● **What you have to do**
Copy out each line below containing "Ctrl".

● **Listed records**
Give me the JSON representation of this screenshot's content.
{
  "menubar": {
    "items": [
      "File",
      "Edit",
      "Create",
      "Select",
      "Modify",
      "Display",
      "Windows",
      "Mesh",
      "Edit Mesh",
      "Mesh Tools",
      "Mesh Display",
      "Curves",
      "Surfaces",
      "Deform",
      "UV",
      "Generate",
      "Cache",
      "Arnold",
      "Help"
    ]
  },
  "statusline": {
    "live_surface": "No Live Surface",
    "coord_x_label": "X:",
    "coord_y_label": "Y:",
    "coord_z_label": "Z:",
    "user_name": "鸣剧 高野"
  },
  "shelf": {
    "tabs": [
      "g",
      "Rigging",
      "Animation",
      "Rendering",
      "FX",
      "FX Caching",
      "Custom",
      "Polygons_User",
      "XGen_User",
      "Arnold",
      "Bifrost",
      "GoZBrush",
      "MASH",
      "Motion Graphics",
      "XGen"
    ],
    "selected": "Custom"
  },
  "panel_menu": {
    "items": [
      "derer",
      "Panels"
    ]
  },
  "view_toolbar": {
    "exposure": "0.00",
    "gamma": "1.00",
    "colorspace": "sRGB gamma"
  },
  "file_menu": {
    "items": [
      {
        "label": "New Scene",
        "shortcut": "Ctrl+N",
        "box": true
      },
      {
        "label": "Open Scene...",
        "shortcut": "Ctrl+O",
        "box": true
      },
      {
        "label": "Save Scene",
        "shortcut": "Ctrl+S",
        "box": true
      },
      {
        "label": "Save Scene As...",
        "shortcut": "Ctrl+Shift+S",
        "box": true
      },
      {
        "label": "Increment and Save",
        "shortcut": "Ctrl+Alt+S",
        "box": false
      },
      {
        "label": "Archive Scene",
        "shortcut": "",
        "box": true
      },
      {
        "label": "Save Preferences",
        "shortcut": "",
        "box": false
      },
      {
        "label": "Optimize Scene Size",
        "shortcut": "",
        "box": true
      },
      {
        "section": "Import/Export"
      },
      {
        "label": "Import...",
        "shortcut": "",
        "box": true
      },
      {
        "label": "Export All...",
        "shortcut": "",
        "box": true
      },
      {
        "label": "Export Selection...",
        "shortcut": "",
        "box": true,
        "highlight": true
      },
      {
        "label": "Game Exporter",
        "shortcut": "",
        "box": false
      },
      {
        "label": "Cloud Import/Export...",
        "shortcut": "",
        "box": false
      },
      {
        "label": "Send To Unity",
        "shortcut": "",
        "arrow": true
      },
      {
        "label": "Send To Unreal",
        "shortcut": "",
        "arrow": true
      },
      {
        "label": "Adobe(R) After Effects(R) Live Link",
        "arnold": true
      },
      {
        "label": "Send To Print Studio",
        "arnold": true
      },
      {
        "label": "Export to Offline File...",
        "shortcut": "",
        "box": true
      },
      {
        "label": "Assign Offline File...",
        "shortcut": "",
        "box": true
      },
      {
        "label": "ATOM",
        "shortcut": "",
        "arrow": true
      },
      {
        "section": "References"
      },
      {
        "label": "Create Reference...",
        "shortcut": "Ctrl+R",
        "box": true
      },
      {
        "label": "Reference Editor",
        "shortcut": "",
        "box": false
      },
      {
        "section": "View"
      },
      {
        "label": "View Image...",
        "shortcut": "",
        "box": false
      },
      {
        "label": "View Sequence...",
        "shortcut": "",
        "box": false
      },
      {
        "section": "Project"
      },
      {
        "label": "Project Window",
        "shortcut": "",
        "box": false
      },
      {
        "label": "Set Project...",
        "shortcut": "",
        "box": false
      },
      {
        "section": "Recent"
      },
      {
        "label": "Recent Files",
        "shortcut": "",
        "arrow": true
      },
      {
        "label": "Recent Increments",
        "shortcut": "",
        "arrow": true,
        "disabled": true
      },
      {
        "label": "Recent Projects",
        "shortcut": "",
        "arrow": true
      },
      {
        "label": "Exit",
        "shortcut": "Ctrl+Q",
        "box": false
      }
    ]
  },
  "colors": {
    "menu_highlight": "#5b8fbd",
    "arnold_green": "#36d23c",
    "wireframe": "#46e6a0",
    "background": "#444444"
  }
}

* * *

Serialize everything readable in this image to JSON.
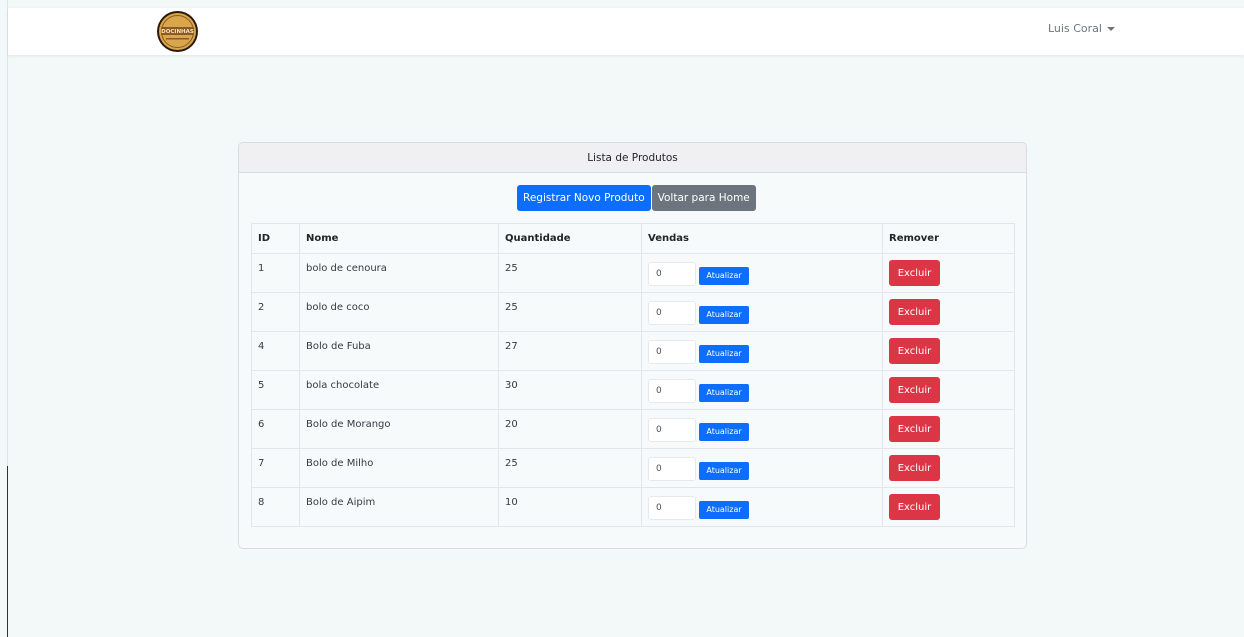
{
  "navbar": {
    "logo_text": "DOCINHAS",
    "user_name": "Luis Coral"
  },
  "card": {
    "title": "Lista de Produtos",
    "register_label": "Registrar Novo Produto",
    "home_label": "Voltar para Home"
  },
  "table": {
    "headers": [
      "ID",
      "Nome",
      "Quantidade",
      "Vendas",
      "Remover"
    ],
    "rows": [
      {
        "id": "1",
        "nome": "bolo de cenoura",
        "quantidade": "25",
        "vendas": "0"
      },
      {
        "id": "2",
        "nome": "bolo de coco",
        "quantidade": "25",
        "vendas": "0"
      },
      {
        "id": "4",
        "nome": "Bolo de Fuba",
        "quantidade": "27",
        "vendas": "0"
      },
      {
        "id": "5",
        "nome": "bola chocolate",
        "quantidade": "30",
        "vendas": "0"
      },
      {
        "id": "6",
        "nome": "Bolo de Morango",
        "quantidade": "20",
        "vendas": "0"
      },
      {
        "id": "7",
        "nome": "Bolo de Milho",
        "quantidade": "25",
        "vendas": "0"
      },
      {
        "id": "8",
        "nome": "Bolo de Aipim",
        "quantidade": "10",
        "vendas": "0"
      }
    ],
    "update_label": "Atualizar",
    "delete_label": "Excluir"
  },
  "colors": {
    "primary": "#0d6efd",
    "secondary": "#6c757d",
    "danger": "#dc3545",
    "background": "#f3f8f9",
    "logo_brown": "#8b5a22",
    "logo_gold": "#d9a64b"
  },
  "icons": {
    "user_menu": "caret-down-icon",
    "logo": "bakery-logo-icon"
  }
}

● **The answer**
        "shortcut": "Ctrl+N",
        "shortcut": "Ctrl+O",
        "shortcut": "Ctrl+S",
        "shortcut": "Ctrl+Shift+S",
        "shortcut": "Ctrl+Alt+S",
        "shortcut": "Ctrl+R",
        "shortcut": "Ctrl+Q",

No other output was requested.